Yoshino River “River Guide” Adventures | Riverboat Edition
River Guides are on the river almost every day during Yoshino River’s open season, which lasts from April to October. If you ask one of them what they’re doing on their day off, they’ll likely reply, “Going to the river.” It’s simply a part of life for the River Guides of Yoshino River, where rafting, kayaking, stand-up paddle boarding (SUP), and other water adventures are so commonplace.
Rookie River Guides work hard to improve their skills, floating on the surface of the crystal-clear water and feeling its healing powers, plunging into the rapids to experience its thrills and excitement, and gazing at the river, imagining the line the current makes as it flows downstream.

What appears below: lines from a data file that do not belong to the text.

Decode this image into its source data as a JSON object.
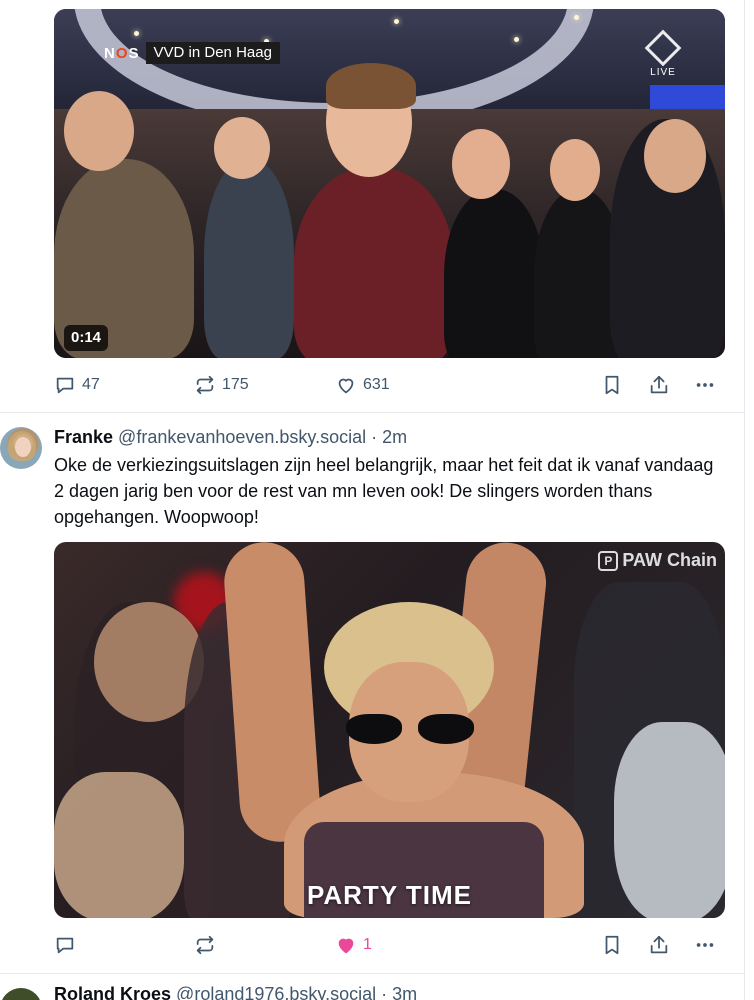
{
  "colors": {
    "text": "#0b0f14",
    "muted": "#42576c",
    "like_pink": "#ec4899",
    "divider": "#e5e9ee"
  },
  "video_post": {
    "overlay": {
      "channel_logo": "NOS",
      "banner": "VVD in Den Haag",
      "live_badge": "LIVE"
    },
    "duration": "0:14",
    "actions": {
      "reply_icon": "reply-icon",
      "reply_count": "47",
      "repost_icon": "repost-icon",
      "repost_count": "175",
      "like_icon": "heart-outline-icon",
      "like_count": "631",
      "bookmark_icon": "bookmark-icon",
      "share_icon": "share-icon",
      "more_icon": "more-icon"
    }
  },
  "franke_post": {
    "name": "Franke",
    "handle": "@frankevanhoeven.bsky.social",
    "separator": "·",
    "time": "2m",
    "text": "Oke de verkiezingsuitslagen zijn heel belangrijk, maar het feit dat ik vanaf vandaag 2 dagen jarig ben voor de rest van mn leven ook! De slingers worden thans opgehangen. Woopwoop!",
    "gif": {
      "watermark": "PAW Chain",
      "caption": "PARTY TIME"
    },
    "actions": {
      "reply_count": "",
      "repost_count": "",
      "like_count": "1",
      "liked": true
    }
  },
  "roland_post": {
    "name": "Roland Kroes",
    "handle": "@roland1976.bsky.social",
    "separator": "·",
    "time": "3m"
  }
}
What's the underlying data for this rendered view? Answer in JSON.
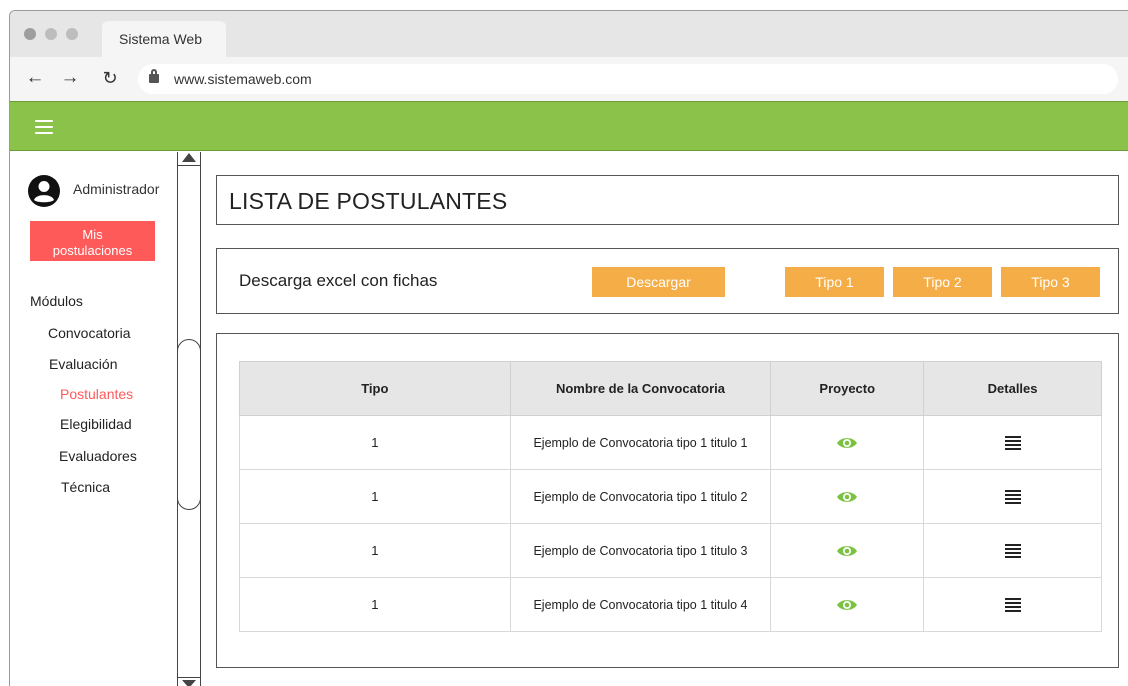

A wonderful aspect of the Yoshino River is that there’s always someone there frolicking in it. We respectfully refer to such river-lovers as “River Idiots.”
Just the other day, I encountered a River Guide, or River Idiot, out there playing in the Yoshino River.
It was Misaki Yamashita, from Hiroshima, who’s aiming to become a rafting guide.
After experiencing rafting on the Yoshino River, she became interested in river guiding, the job of directing the boat used by river guides, and quit her job in Hiroshima to work for a rafting service company in Miyoshi City. Currently, she has completed her training period and is working as a guide.
“I was happy to see the employees above me enjoying the river. And I was happy to become a part of it.”
After completing the training period and being promoted to a guide (becoming able to guide customers on her own), her fascination with the river only continued to grow.
Her helmet was the only thing visible above the surface of the river as the whitewater current carried her toward me from upstream. She looked as though she was being swept along with no equipment, but she was holding a river board in her hands and had fins attached to her feet. Feeling the complicated current with her entire body, she drew a precise line down the river. I’ve played in the river with a Paddle Boat before, but anyone who rides the river with their whole body must be quite the “River Idiot.” Or just completely nuts.
I asked her what drew her to riverboarding, which seems like such a reckless activity at first glance.
“It was the encounter with completely new sensation. I realized that I could feel the river with my whole body and naturally enjoyed it, forgetting that I’m not a strong swimmer. The feeling of crashing into the waves with everything I had was a great stress reliever!!”
After blurting this out excitedly, she added that it’s a very complex and deep sport in which how you position your body changes the way you move.
The appeal of riverboarding lies in its simplicity. The main equipment are the fins, which are important for generating propulsion, and the riverboard, which acts as a steering wheel to determine the direction of travel. Kicking your feet as though trying to grab the water is essential, so it’s a great way to exercise the lower body for those who need a workout—or maybe it’s a little too intense for that…
The difference between rafting and riverboarding, she says, is that riverboarding allows you to do what you want more directly, “increasing the excitement and thrill.” The key to the descent is to “prepare yourself, be determined, and plunge into the waves with a smile!!” Exactly the answer one would expect from a “River Idiot.”
After experiencing the exciting rush of the river descent, a feeling of hunger sets in. It’s supposedly quite common for people to end up eating more calories than they burned by riverboarding.
Apparently, she doesn’t have many friends who are into riverboarding, and her ultimate ambition is to descend the river with a bunch of friends. “Please try it! It’s fun!” The way she talked about it made me feel less intimidated by the ordeal of getting into the freezing water.
(Interview＆article: Keita Nakahashi)